In addition to meeting Stephen, I also talked to a few diabetics that were sitting at my table. A twenty-something guy was diagnosed with diabetes when he was a teenager and was telling me how open he was with his diabetes. Everyone knew he had it and those that we closest to him knew how to give him his glucagon shot and even practiced giving him insulin shots! I was amazed by this because when I was a teenager and in college, I basically acted like I didn’t have diabetes and I’m not sure any of my friends would have known how to give me a glucagon shot or even to give it to me! I was very impressed with him and his openness. Also at my table were two parents. Their son was diagnosed in August and was approaching his second birthday in a month. I felt for these parents as they were struggling to catch up on all things diabetes related. They mentioned having a great pediatric endocrinologist which made me happy to hear especially considering their son is so young. And I thought it was so great that they attended the conference to learn more about their son’s condition, even if it was a little overwhelming for them. They asked me a lot of questions and I hope my answers brought some sort of comfort to them.

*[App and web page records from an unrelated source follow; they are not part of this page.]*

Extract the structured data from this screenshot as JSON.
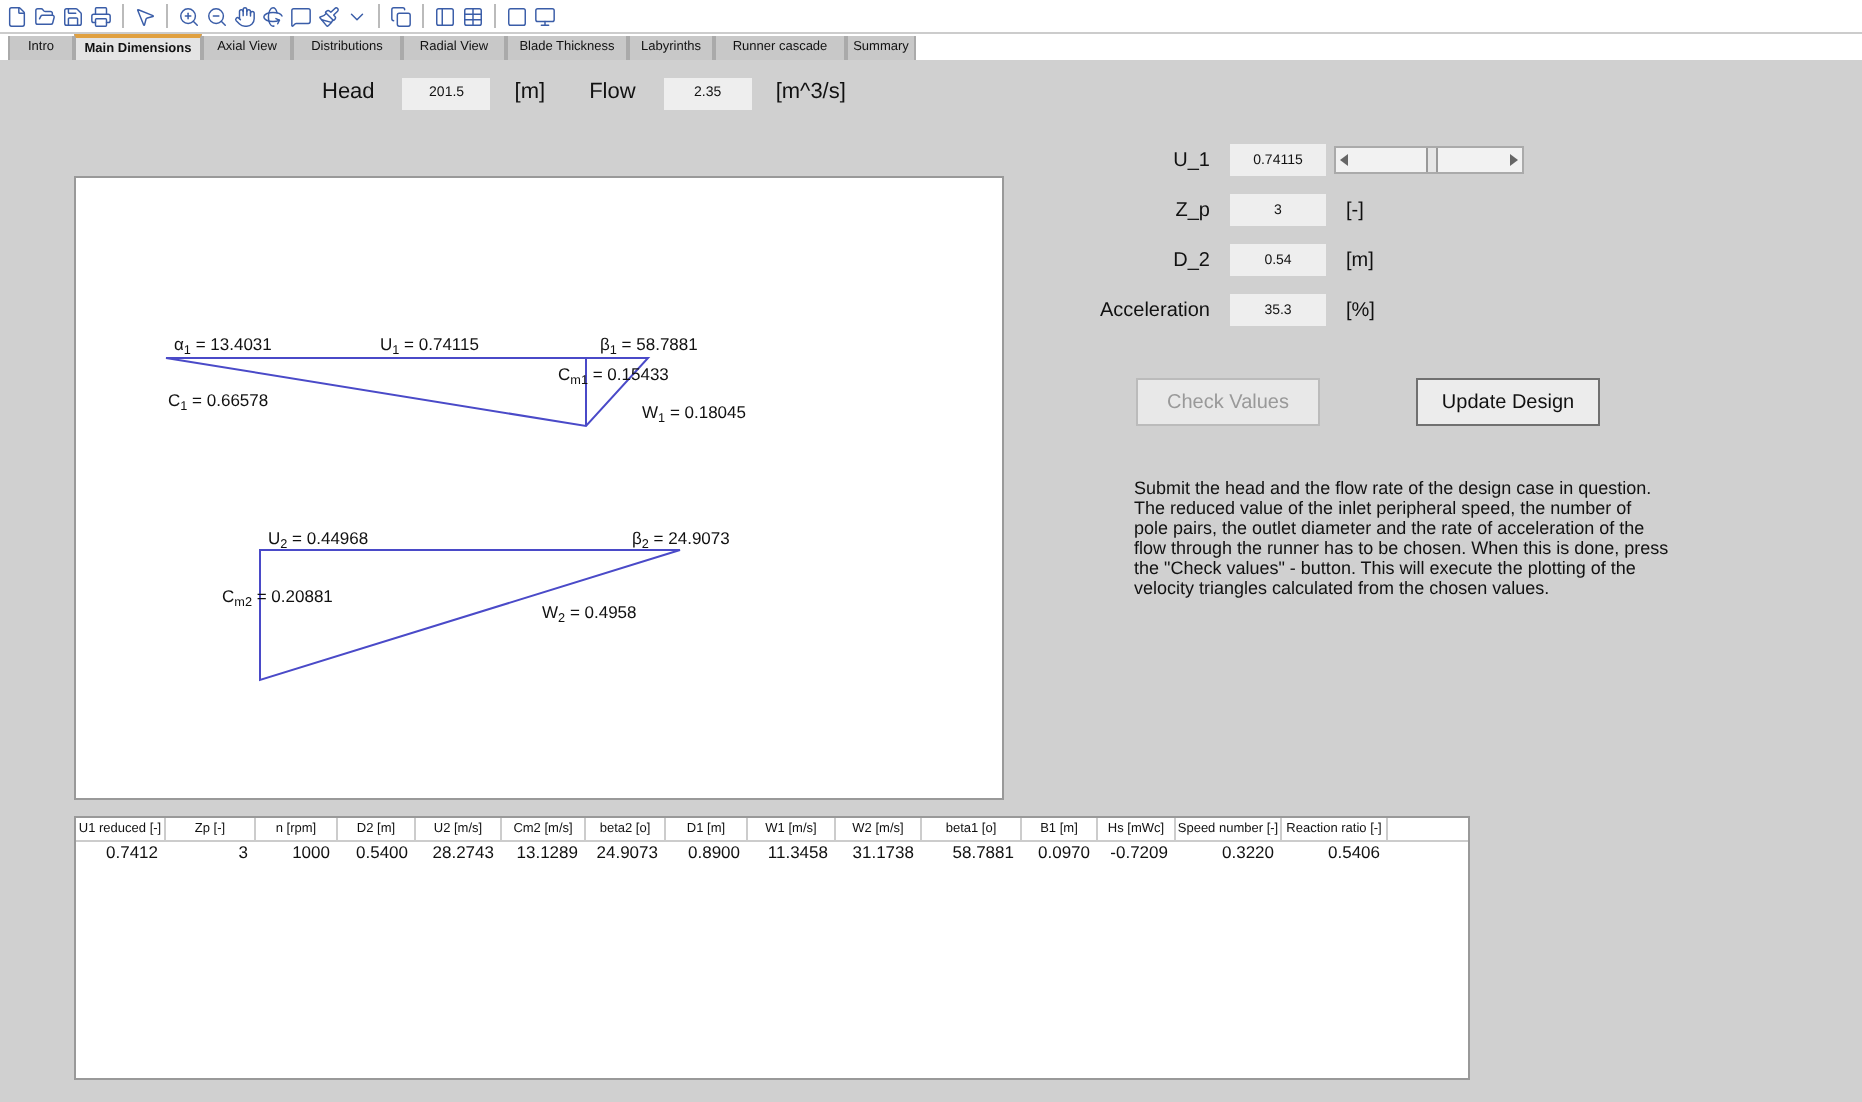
{
  "tabs": [
    {
      "label": "Intro",
      "selected": false
    },
    {
      "label": "Main Dimensions",
      "selected": true
    },
    {
      "label": "Axial View",
      "selected": false
    },
    {
      "label": "Distributions",
      "selected": false
    },
    {
      "label": "Radial View",
      "selected": false
    },
    {
      "label": "Blade Thickness",
      "selected": false
    },
    {
      "label": "Labyrinths",
      "selected": false
    },
    {
      "label": "Runner cascade",
      "selected": false
    },
    {
      "label": "Summary",
      "selected": false
    }
  ],
  "inputs": [
    {
      "label": "Head",
      "value": "201.5",
      "unit": "[m]"
    },
    {
      "label": "Flow",
      "value": "2.35",
      "unit": "[m^3/s]"
    }
  ],
  "plot_labels": [
    "α$_{1}$ = 13.4031",
    "U$_{1}$ = 0.74115",
    "β$_{1}$ = 58.7881",
    "C$_{m1}$ = 0.15433",
    "C$_{1}$ = 0.66578",
    "W$_{1}$ = 0.18045",
    "U$_{2}$ = 0.44968",
    "β$_{2}$ = 24.9073",
    "C$_{m2}$ = 0.20881",
    "W$_{2}$ = 0.4958"
  ],
  "params": [
    {
      "kind": "slider",
      "label": "U_1",
      "value": "0.74115",
      "level": 0.5
    },
    {
      "kind": "field",
      "label": "Z_p",
      "value": "3",
      "unit": "[-]"
    },
    {
      "kind": "field",
      "label": "D_2",
      "value": "0.54",
      "unit": "[m]"
    },
    {
      "kind": "field",
      "label": "Acceleration",
      "value": "35.3",
      "unit": "[%]"
    }
  ],
  "buttons": [
    {
      "label": "Check Values",
      "disabled": true
    },
    {
      "label": "Update Design",
      "disabled": false
    }
  ],
  "description": "Submit the head and the flow rate of the design case in question. The reduced value of the inlet peripheral speed, the number of pole pairs, the outlet diameter and the rate of acceleration of the flow through the runner has to be chosen. When this is done, press the \"Check values\" - button. This will execute the plotting of the velocity triangles calculated from the chosen values.",
  "table": {
    "columns": [
      "U1 reduced [-]",
      "Zp [-]",
      "n [rpm]",
      "D2 [m]",
      "U2 [m/s]",
      "Cm2 [m/s]",
      "beta2 [o]",
      "D1 [m]",
      "W1 [m/s]",
      "W2 [m/s]",
      "beta1 [o]",
      "B1 [m]",
      "Hs [mWc]",
      "Speed number [-]",
      "Reaction ratio [-]"
    ],
    "rows": [
      [
        "0.7412",
        "3",
        "1000",
        "0.5400",
        "28.2743",
        "13.1289",
        "24.9073",
        "0.8900",
        "11.3458",
        "31.1738",
        "58.7881",
        "0.0970",
        "-0.7209",
        "0.3220",
        "0.5406"
      ]
    ]
  }
}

Overall, it was a great day! I’m so encouraged by all the JDRF is doing to turn “Type 1 into Type None”! It was great to meet Stephen and I enjoyed talking to other diabetics (I don’t interact with Type 1s very often). I look forward to the new technologies coming out in the near future and for the first time in years, I’m optimistic that a cure might be in my lifetime. Also, I believe slides are going to be made available in the next week or so, so check out the conference’s website for more info.